Pilings that the trestle is built on are counted in sets from the shore out to 100 pilings from the shore, each piling set had 8 samples sites surveyed, one in the very center then at ten foot distances four samples to the north and three samples to the south. Most sample sites were under water so oysters and substrate were gathered in a bucket and inventoried and recorded at drier ground. The data gathered this week, along with additional data that we will collect at the next set of low tides, will show how far and densely the oysters have spread on their own and will allow comparison with previous years data. This years sampling is the largest undertaking yet.
|The tools: pvc 10 foot pole for spacing samples, quadrat, and bucket for collection.|
I was surprised by the amount of oil still leaching from the creosote pilings which Dr. Dinnel said are about 100 years old. It amazes me that people still clam under and near the trestle. Not only is oil sheen present within rotting pilings but oil is also leaching into the surrounding soil so at times when you walk you release oil and sadly the tide carries it away.

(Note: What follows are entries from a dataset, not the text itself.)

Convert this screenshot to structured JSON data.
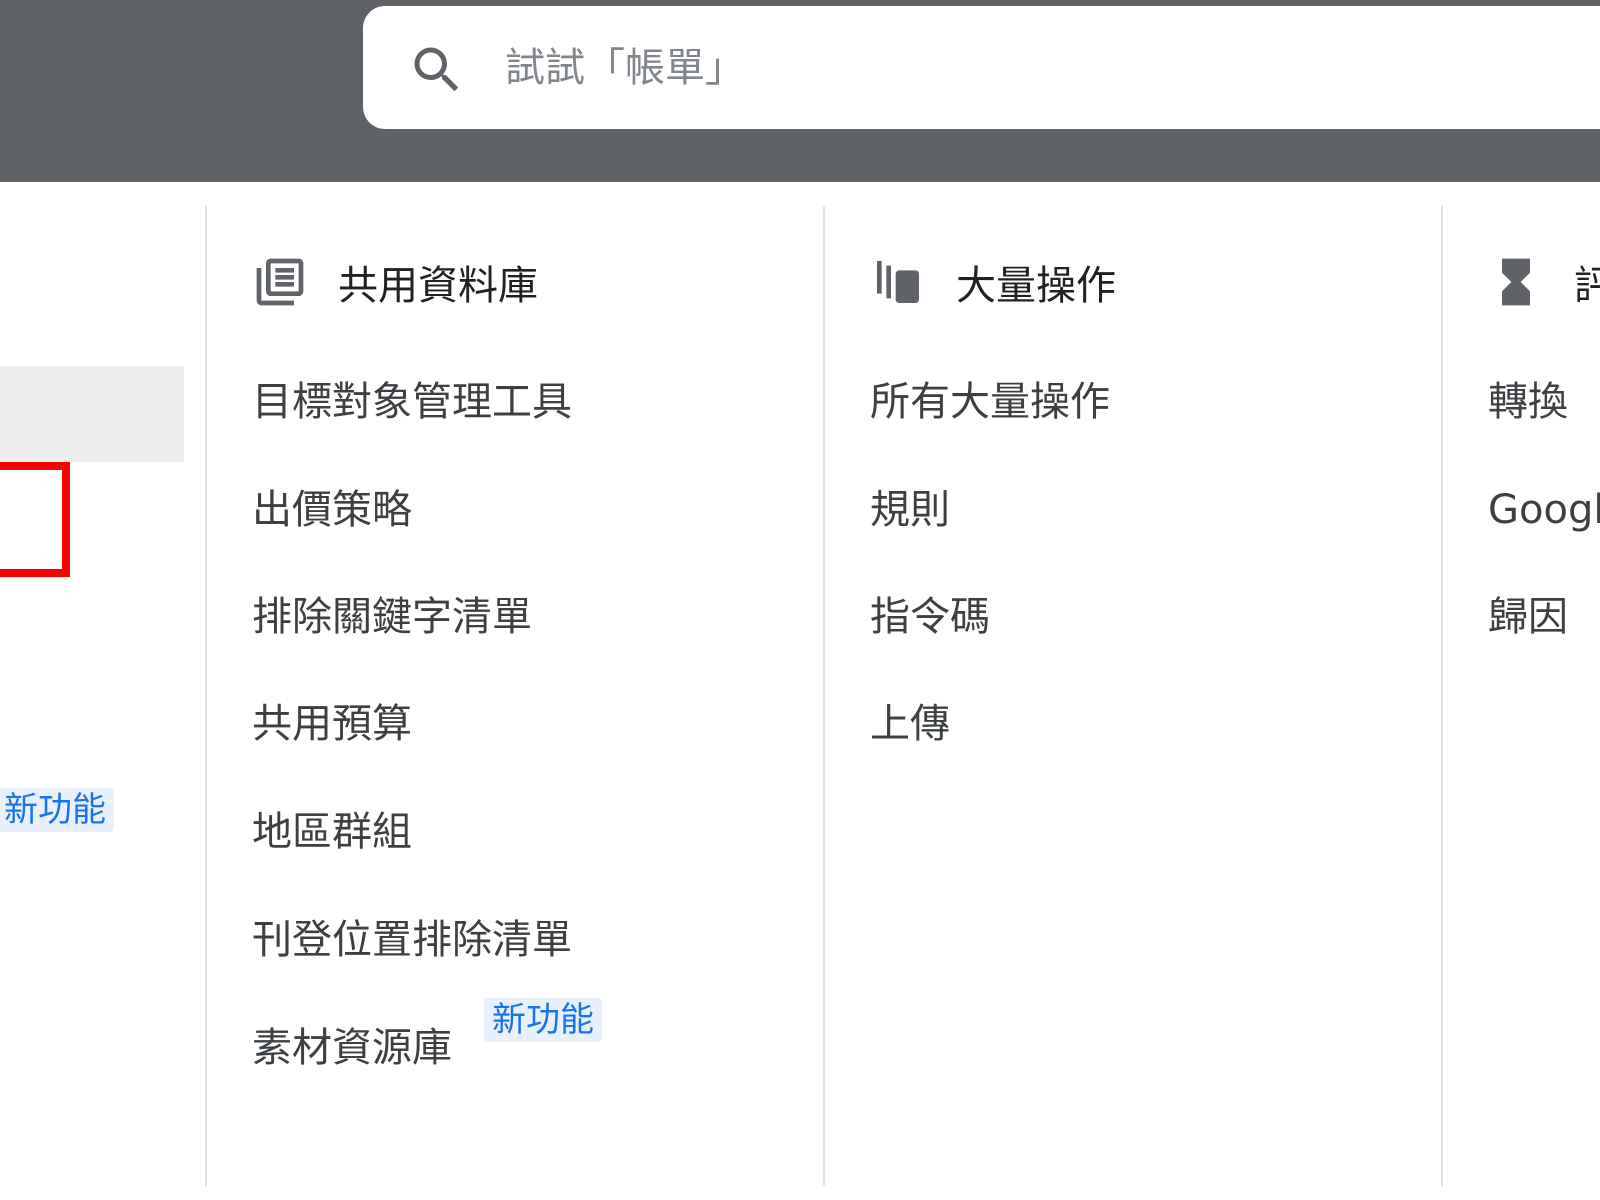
{
  "search": {
    "placeholder": "試試「帳單」"
  },
  "left": {
    "new_badge": "新功能"
  },
  "columns": {
    "shared_library": {
      "title": "共用資料庫",
      "icon": "library-icon",
      "items": [
        "目標對象管理工具",
        "出價策略",
        "排除關鍵字清單",
        "共用預算",
        "地區群組",
        "刊登位置排除清單",
        "素材資源庫"
      ],
      "new_badge": "新功能"
    },
    "bulk_actions": {
      "title": "大量操作",
      "icon": "copy-stack-icon",
      "items": [
        "所有大量操作",
        "規則",
        "指令碼",
        "上傳"
      ]
    },
    "measurement": {
      "title": "評",
      "icon": "hourglass-icon",
      "items": [
        "轉換",
        "Googl",
        "歸因"
      ]
    }
  },
  "colors": {
    "topbar": "#5f6368",
    "badge_bg": "#e8f0fe",
    "badge_text": "#1a73e8",
    "highlight": "#ff0000"
  }
}
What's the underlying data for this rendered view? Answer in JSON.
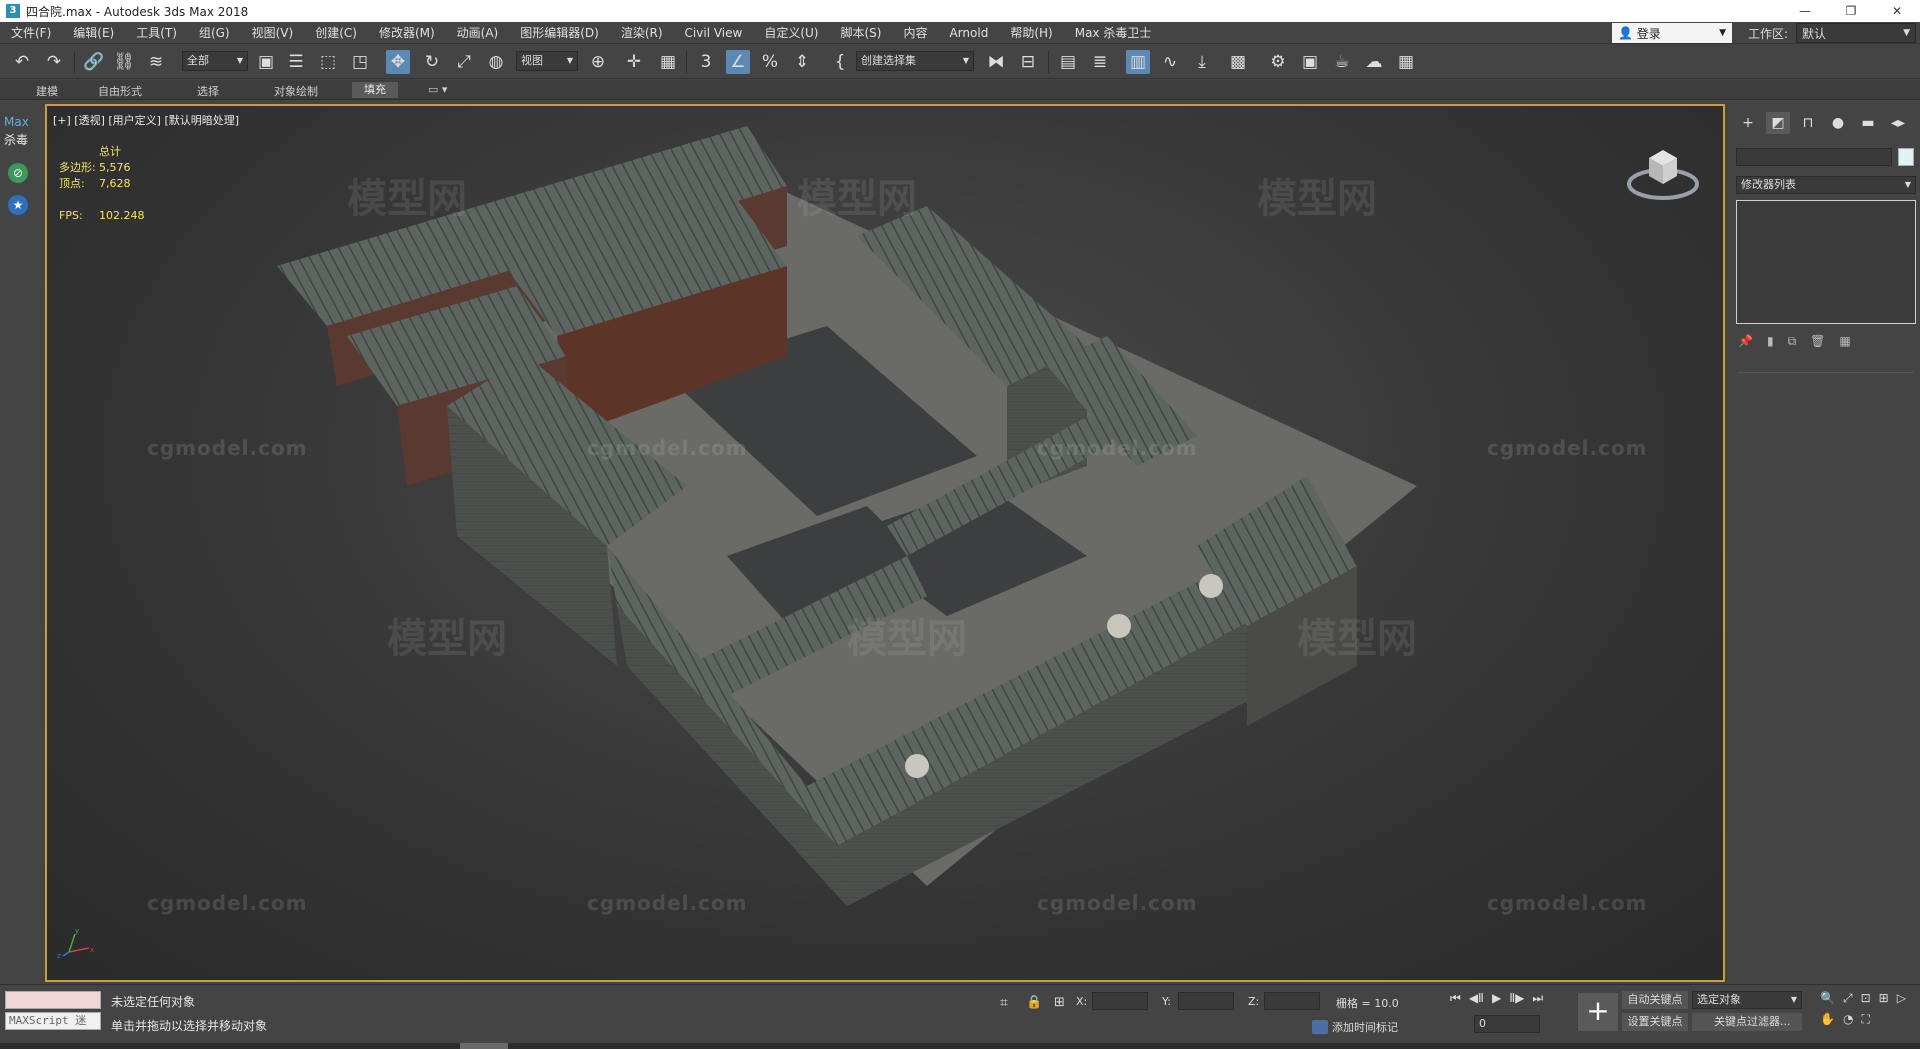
{
  "window": {
    "title": "四合院.max - Autodesk 3ds Max 2018",
    "app_icon": "3"
  },
  "menubar": {
    "items": [
      "文件(F)",
      "编辑(E)",
      "工具(T)",
      "组(G)",
      "视图(V)",
      "创建(C)",
      "修改器(M)",
      "动画(A)",
      "图形编辑器(D)",
      "渲染(R)",
      "Civil View",
      "自定义(U)",
      "脚本(S)",
      "内容",
      "Arnold",
      "帮助(H)",
      "Max 杀毒卫士"
    ],
    "login": "登录",
    "workspace_label": "工作区:",
    "workspace_value": "默认"
  },
  "toolbar": {
    "selection_filter": "全部",
    "ref_coord": "视图",
    "named_selection": "创建选择集"
  },
  "ribbon": {
    "tabs": [
      "建模",
      "自由形式",
      "选择",
      "对象绘制",
      "填充"
    ],
    "active_tab": "填充"
  },
  "leftbar": {
    "max_label": "Max",
    "antivirus_label": "杀毒"
  },
  "viewport": {
    "label": "[+] [透视] [用户定义] [默认明暗处理]",
    "stats": {
      "total_label": "总计",
      "polys_label": "多边形:",
      "polys_value": "5,576",
      "verts_label": "顶点:",
      "verts_value": "7,628",
      "fps_label": "FPS:",
      "fps_value": "102.248"
    },
    "watermark_text": "模型网",
    "watermark_url": "cgmodel.com",
    "axis": {
      "x": "x",
      "y": "y",
      "z": "z"
    }
  },
  "command_panel": {
    "modifier_list": "修改器列表",
    "swatch_color": "#dff3f6"
  },
  "statusbar": {
    "maxscript_placeholder": "MAXScript 迷",
    "status": "未选定任何对象",
    "prompt": "单击并拖动以选择并移动对象",
    "x_label": "X:",
    "y_label": "Y:",
    "z_label": "Z:",
    "grid": "栅格 = 10.0",
    "add_time_tag": "添加时间标记",
    "frame": "0",
    "auto_key": "自动关键点",
    "set_key": "设置关键点",
    "selected_object": "选定对象",
    "key_filters": "关键点过滤器..."
  }
}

The weather steadily improved throughout the week which was nice and encouraging. Because the bay is shallow and large the water that remains at low tide is surprisingly warm, during bad weather the water was actually warmer than the ambient air.
|Early in the week rain and wind, I'm not a hunchback my backpack is under my coat to stay dry.|
|Later in the week sun and mud!|
|An Olympia oyster that settled on an oyster drill.|